Description of the task
How many of the lines below hold "source"? Only the number, please.

Provided data
-=-=-
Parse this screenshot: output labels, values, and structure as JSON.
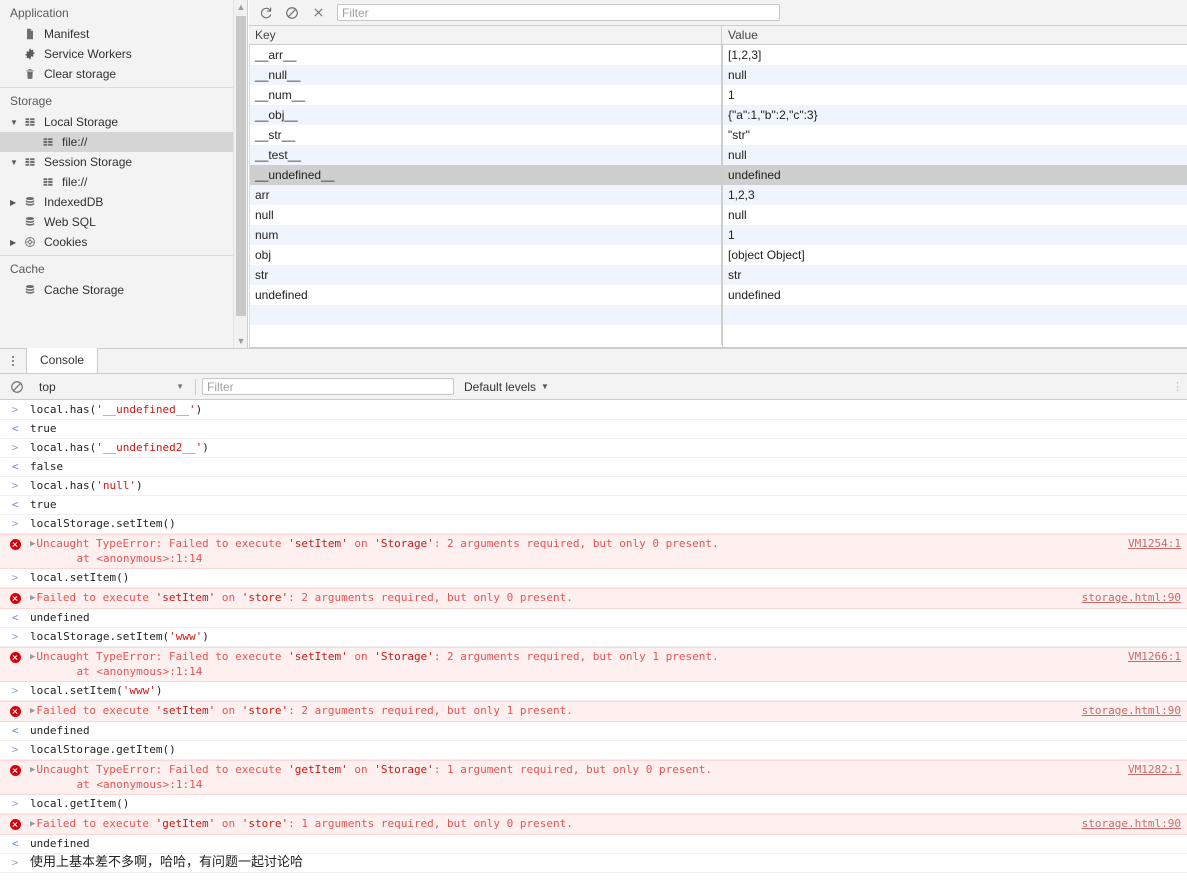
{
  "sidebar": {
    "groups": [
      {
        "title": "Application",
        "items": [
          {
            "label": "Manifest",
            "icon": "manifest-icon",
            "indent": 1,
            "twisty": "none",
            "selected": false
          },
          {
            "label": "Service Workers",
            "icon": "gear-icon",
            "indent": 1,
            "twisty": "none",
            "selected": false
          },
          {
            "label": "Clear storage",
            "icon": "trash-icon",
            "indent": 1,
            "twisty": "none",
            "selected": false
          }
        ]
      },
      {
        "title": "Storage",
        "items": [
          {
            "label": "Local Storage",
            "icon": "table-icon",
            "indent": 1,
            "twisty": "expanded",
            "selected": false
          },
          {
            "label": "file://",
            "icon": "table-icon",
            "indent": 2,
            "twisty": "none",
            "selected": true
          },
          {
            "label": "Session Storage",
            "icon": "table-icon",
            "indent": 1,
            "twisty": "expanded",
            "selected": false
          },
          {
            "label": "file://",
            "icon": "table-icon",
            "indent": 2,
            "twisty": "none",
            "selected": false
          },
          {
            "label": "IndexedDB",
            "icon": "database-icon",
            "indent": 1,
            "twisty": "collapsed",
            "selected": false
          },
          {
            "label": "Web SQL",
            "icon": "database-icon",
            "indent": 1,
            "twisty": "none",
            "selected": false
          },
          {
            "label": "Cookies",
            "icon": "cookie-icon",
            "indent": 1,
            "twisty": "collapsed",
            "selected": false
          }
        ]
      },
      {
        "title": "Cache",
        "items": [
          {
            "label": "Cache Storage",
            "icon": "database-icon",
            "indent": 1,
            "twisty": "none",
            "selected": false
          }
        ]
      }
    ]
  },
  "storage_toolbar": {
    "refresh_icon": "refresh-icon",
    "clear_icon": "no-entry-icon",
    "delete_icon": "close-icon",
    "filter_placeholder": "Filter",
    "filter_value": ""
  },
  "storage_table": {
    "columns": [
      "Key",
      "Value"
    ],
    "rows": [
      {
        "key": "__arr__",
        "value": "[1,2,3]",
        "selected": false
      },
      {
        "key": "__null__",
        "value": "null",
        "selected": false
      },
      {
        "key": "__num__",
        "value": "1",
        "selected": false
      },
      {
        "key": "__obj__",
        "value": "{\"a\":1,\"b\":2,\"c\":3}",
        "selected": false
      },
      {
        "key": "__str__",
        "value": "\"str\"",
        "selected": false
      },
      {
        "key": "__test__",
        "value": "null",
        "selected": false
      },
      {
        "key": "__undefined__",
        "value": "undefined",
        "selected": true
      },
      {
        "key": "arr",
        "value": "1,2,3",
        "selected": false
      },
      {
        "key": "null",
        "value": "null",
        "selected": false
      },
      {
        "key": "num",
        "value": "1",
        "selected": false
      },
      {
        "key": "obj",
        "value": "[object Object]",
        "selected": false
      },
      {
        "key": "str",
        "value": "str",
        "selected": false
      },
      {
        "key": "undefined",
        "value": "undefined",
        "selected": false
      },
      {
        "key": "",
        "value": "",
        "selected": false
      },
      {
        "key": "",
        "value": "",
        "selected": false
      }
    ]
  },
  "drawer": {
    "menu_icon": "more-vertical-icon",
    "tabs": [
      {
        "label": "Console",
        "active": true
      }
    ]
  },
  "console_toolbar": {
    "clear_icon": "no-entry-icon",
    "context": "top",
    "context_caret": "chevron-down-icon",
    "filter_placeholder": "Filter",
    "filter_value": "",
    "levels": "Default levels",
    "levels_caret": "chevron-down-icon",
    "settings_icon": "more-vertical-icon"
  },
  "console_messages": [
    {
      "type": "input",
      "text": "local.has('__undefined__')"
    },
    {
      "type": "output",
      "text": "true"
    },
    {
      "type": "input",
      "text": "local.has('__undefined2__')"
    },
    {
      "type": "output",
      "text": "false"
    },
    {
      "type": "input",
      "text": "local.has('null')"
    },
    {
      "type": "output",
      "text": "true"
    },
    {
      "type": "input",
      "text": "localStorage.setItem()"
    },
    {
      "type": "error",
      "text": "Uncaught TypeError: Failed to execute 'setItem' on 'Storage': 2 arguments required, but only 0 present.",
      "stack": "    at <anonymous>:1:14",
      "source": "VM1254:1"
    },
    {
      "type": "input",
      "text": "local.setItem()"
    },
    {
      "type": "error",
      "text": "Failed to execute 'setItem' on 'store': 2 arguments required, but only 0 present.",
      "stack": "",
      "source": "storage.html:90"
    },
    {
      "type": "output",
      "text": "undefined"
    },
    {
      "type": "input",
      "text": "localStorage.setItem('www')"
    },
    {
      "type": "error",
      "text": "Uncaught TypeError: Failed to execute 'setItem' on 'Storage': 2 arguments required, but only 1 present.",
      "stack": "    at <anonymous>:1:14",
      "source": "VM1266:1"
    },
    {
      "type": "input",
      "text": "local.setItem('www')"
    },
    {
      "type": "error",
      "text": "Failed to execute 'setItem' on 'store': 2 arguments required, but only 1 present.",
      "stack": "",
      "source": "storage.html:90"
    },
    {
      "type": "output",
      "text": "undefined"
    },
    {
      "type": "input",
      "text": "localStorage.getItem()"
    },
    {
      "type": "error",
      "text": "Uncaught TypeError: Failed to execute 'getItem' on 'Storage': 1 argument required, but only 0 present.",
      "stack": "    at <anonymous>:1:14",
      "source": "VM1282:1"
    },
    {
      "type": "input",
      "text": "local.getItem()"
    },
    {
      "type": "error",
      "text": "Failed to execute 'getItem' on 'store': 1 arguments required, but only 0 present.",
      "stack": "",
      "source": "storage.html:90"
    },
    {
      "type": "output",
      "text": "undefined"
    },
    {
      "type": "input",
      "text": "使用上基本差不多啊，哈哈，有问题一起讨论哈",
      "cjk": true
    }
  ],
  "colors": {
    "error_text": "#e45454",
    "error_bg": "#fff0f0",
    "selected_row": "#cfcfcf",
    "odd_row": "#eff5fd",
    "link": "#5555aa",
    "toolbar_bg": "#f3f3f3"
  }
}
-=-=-
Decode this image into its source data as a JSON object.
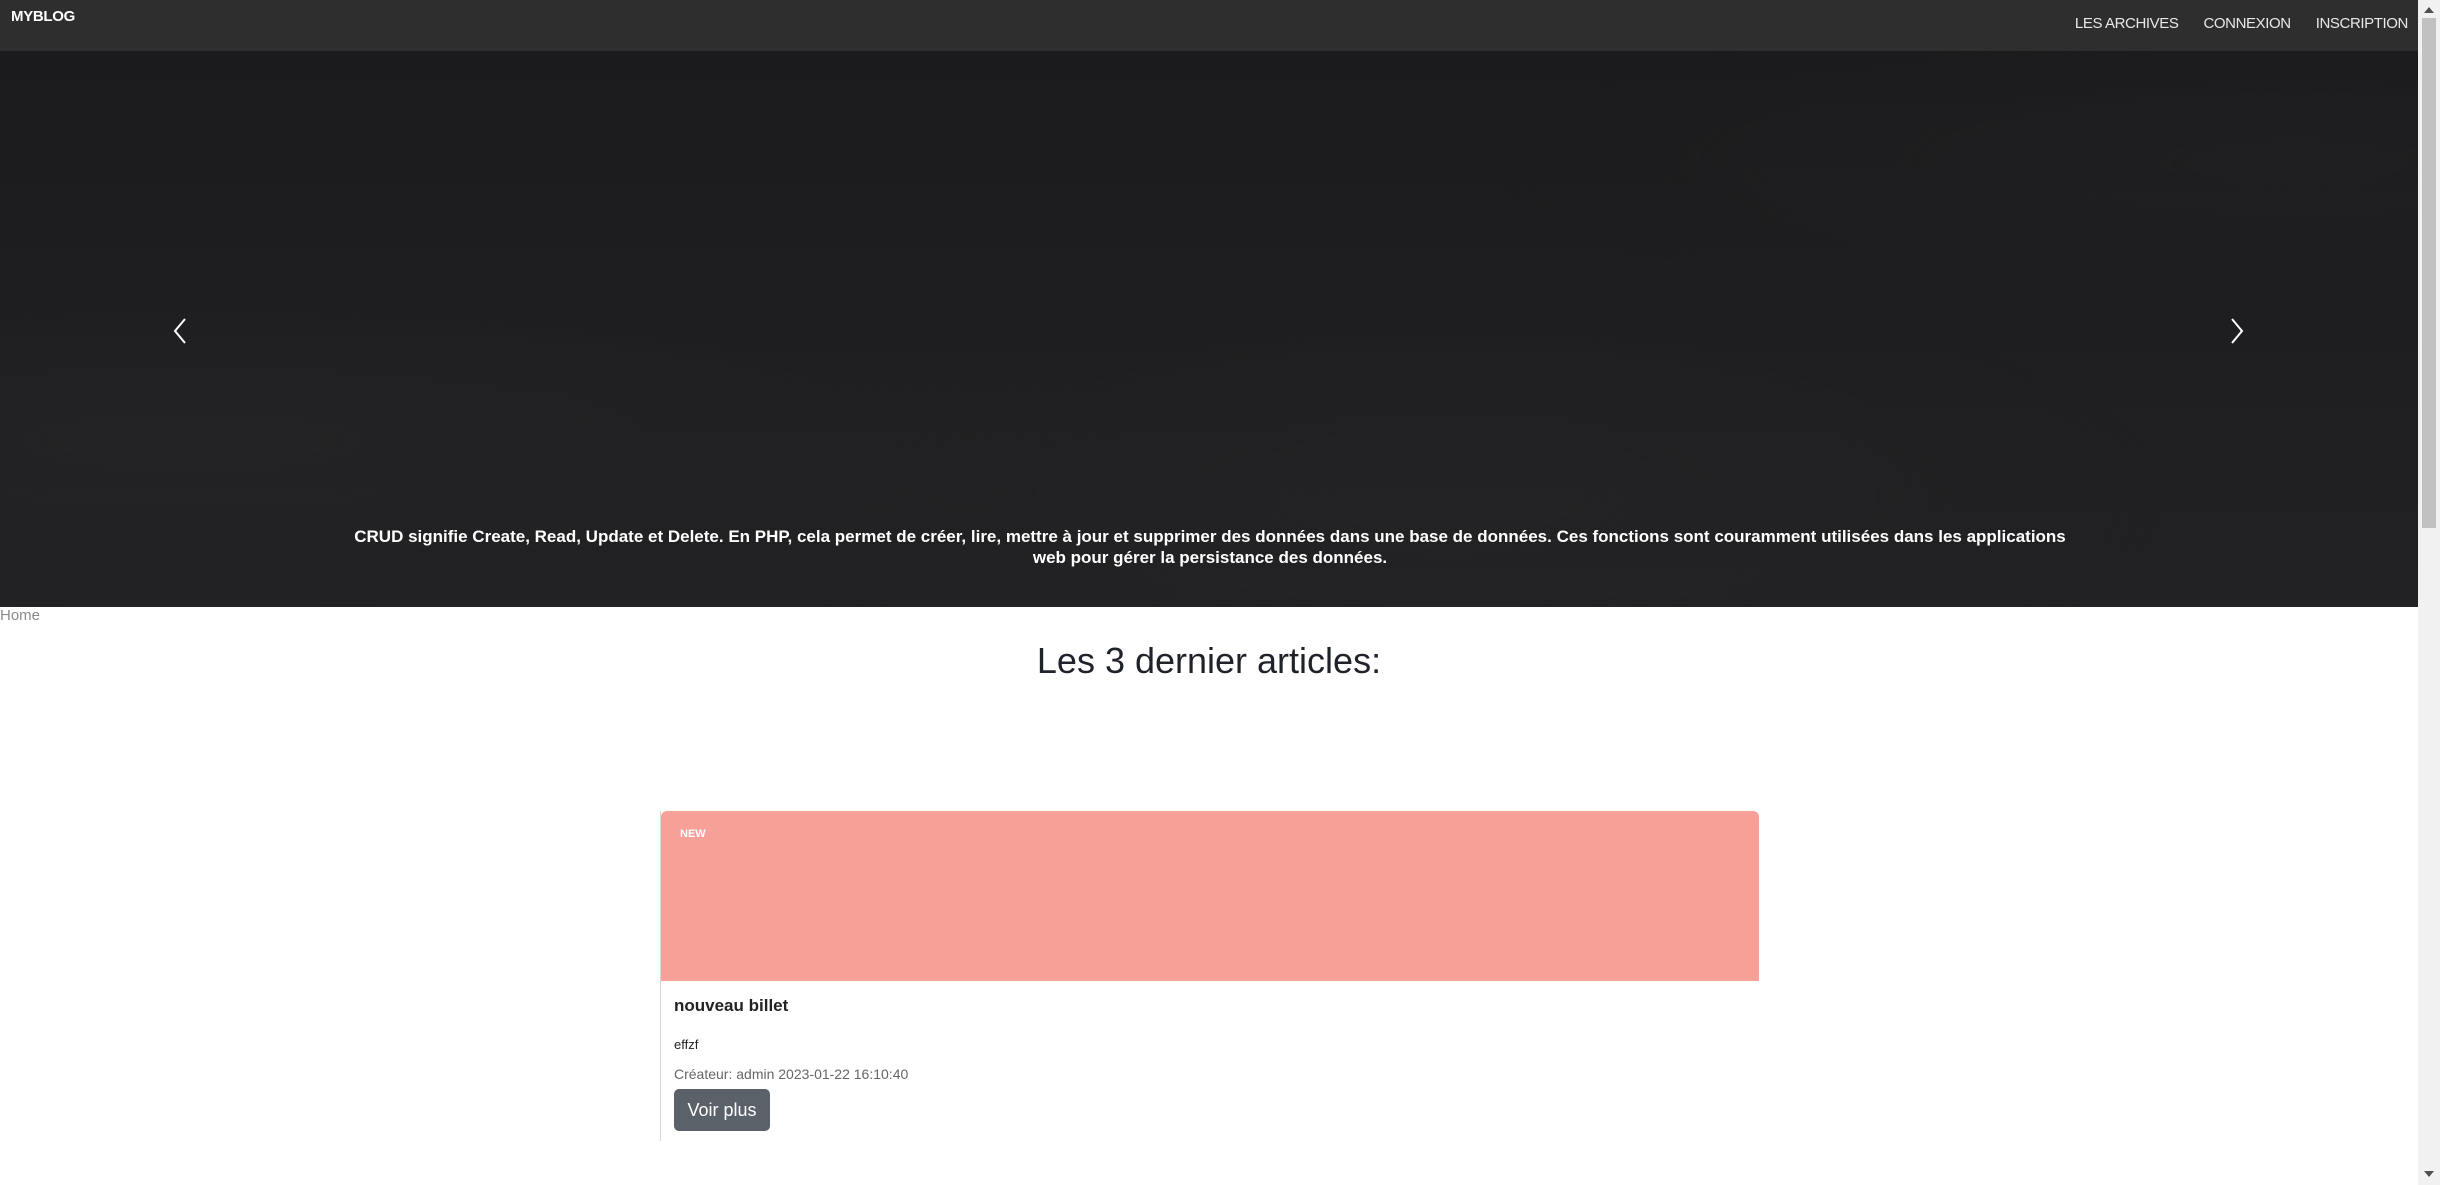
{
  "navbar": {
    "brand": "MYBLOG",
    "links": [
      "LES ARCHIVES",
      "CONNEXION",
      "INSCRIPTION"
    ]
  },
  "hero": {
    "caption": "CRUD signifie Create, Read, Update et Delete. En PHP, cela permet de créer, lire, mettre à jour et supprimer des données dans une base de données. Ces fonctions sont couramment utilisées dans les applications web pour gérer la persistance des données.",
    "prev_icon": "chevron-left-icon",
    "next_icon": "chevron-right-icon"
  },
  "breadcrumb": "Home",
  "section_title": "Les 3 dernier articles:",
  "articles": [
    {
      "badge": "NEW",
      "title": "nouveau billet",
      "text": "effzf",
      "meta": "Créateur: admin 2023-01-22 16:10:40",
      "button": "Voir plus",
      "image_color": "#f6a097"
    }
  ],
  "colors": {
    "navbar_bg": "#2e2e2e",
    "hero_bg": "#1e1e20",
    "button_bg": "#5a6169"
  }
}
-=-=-
Task response
7